[Data items]
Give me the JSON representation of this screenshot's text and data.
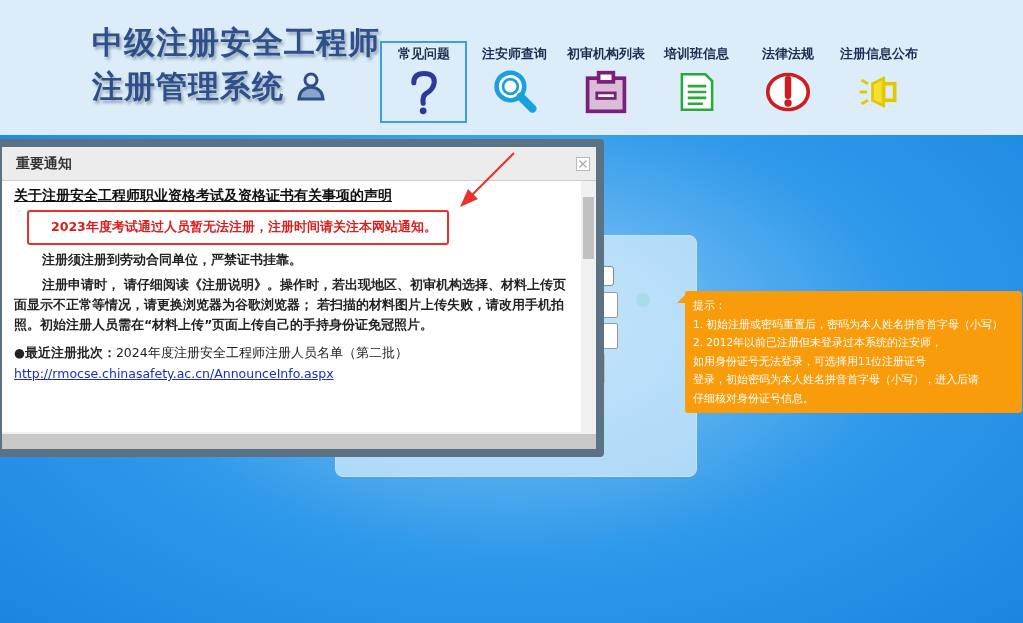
{
  "header": {
    "title_lines": [
      "中级注册安全工程师",
      "注册管理系统"
    ]
  },
  "nav": [
    {
      "label": "常见问题",
      "selected": true
    },
    {
      "label": "注安师查询",
      "selected": false
    },
    {
      "label": "初审机构列表",
      "selected": false
    },
    {
      "label": "培训班信息",
      "selected": false
    },
    {
      "label": "法律法规",
      "selected": false
    },
    {
      "label": "注册信息公布",
      "selected": false
    }
  ],
  "dialog": {
    "title": "重要通知",
    "heading": "关于注册安全工程师职业资格考试及资格证书有关事项的声明",
    "alert": "2023年度考试通过人员暂无法注册，注册时间请关注本网站通知。",
    "paragraphs": [
      "注册须注册到劳动合同单位，严禁证书挂靠。",
      "注册申请时， 请仔细阅读《注册说明》。操作时，若出现地区、初审机构选择、材料上传页面显示不正常等情况，请更换浏览器为谷歌浏览器； 若扫描的材料图片上传失败，请改用手机拍照。初始注册人员需在“材料上传”页面上传自己的手持身份证免冠照片。"
    ],
    "batch": "**●最近注册批次：**2024年度注册安全工程师注册人员名单（第二批）",
    "link": "http://rmocse.chinasafety.ac.cn/AnnounceInfo.aspx"
  },
  "tip": {
    "title": "提示：",
    "lines": [
      "1. 初始注册或密码重置后，密码为本人姓名拼音首字母（小写）",
      "2. 2012年以前已注册但未登录过本系统的注安师，",
      "如用身份证号无法登录，可选择用11位注册证号",
      "登录，初始密码为本人姓名拼音首字母（小写），进入后请",
      "仔细核对身份证号信息。"
    ]
  }
}
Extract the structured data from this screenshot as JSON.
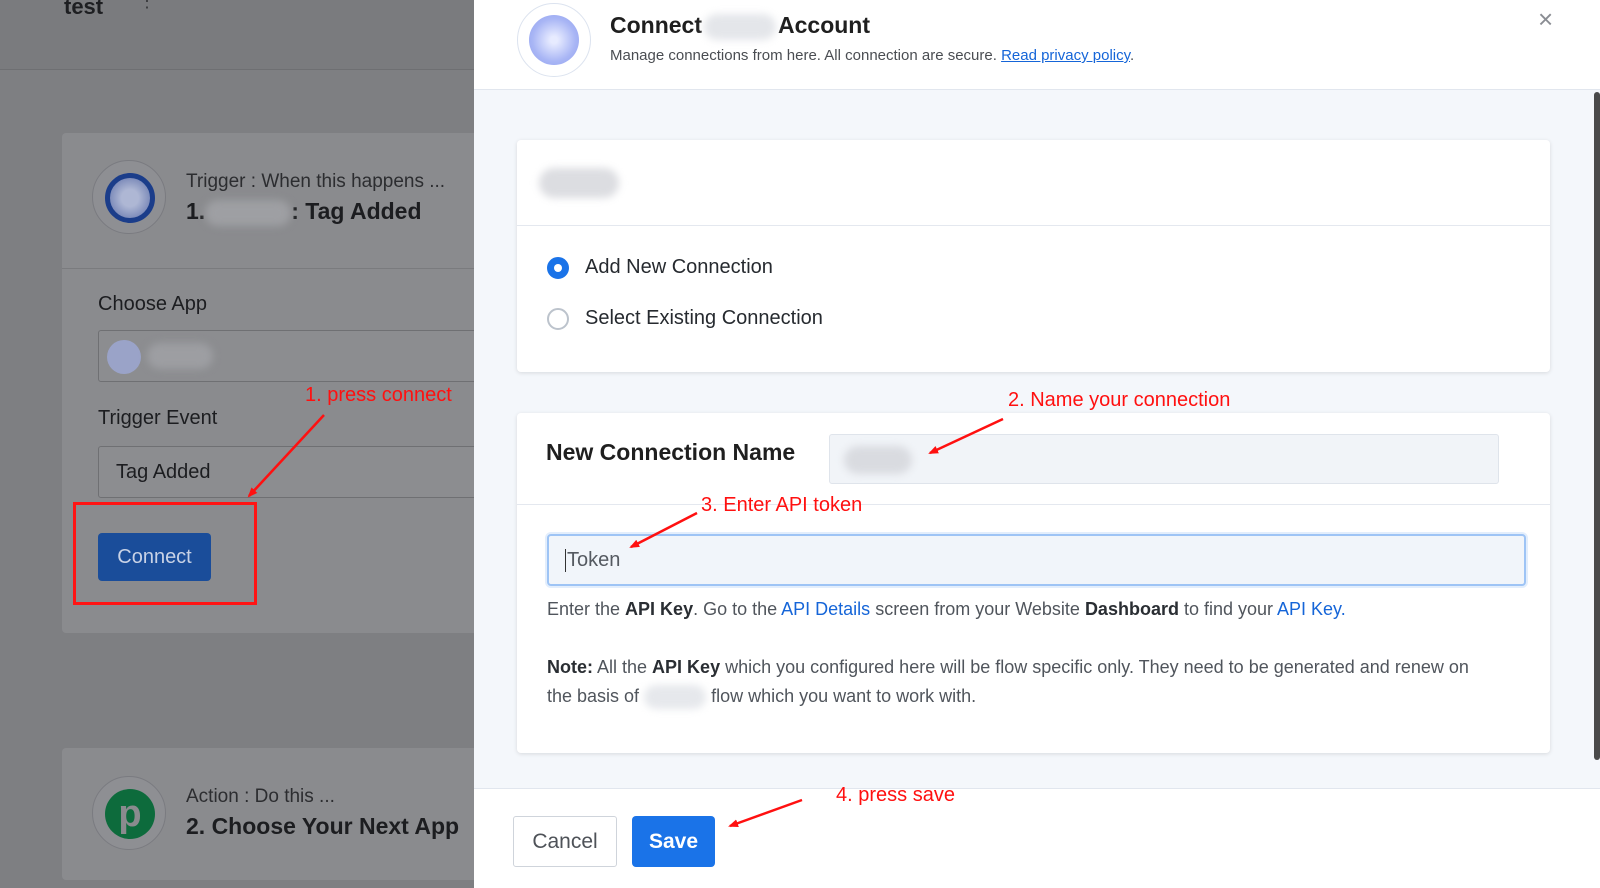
{
  "background": {
    "workflow_title": "test",
    "trigger": {
      "kicker": "Trigger : When this happens ...",
      "heading_prefix": "1.",
      "heading_suffix": ": Tag Added",
      "choose_app_label": "Choose App",
      "trigger_event_label": "Trigger Event",
      "trigger_event_value": "Tag Added",
      "connect_label": "Connect"
    },
    "action": {
      "kicker": "Action : Do this ...",
      "heading": "2. Choose Your Next App",
      "icon_glyph": "p"
    }
  },
  "modal": {
    "title_prefix": "Connect",
    "title_suffix": "Account",
    "subtitle": "Manage connections from here. All connection are secure.",
    "privacy_link": "Read privacy policy",
    "subtitle_end": ".",
    "close_icon": "×",
    "options": {
      "add_new": "Add New Connection",
      "select_existing": "Select Existing Connection",
      "selected": "add_new"
    },
    "form": {
      "connection_name_label": "New Connection Name",
      "token_placeholder": "Token",
      "help": {
        "p1": "Enter the ",
        "b1": "API Key",
        "p2": ". Go to the ",
        "link1": "API Details",
        "p3": " screen from your Website ",
        "b2": "Dashboard",
        "p4": " to find your ",
        "link2": "API Key."
      },
      "note": {
        "label": "Note:",
        "p1": " All the ",
        "b1": "API Key",
        "p2": " which you configured here will be flow specific only. They need to be generated and renew on the basis of ",
        "p3": " flow which you want to work with."
      }
    },
    "footer": {
      "cancel_label": "Cancel",
      "save_label": "Save"
    }
  },
  "annotations": {
    "step1": "1. press connect",
    "step2": "2. Name your connection",
    "step3": "3. Enter API token",
    "step4": "4. press save"
  },
  "colors": {
    "primary": "#1a73e8",
    "annotation": "#ff1010",
    "overlay": "#7e7f82"
  }
}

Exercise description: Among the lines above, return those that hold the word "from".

Expected output:
Extract the structured data from this screenshot as JSON.
    "subtitle": "Manage connections from here. All connection are secure.",
        "p3": " screen from your Website ",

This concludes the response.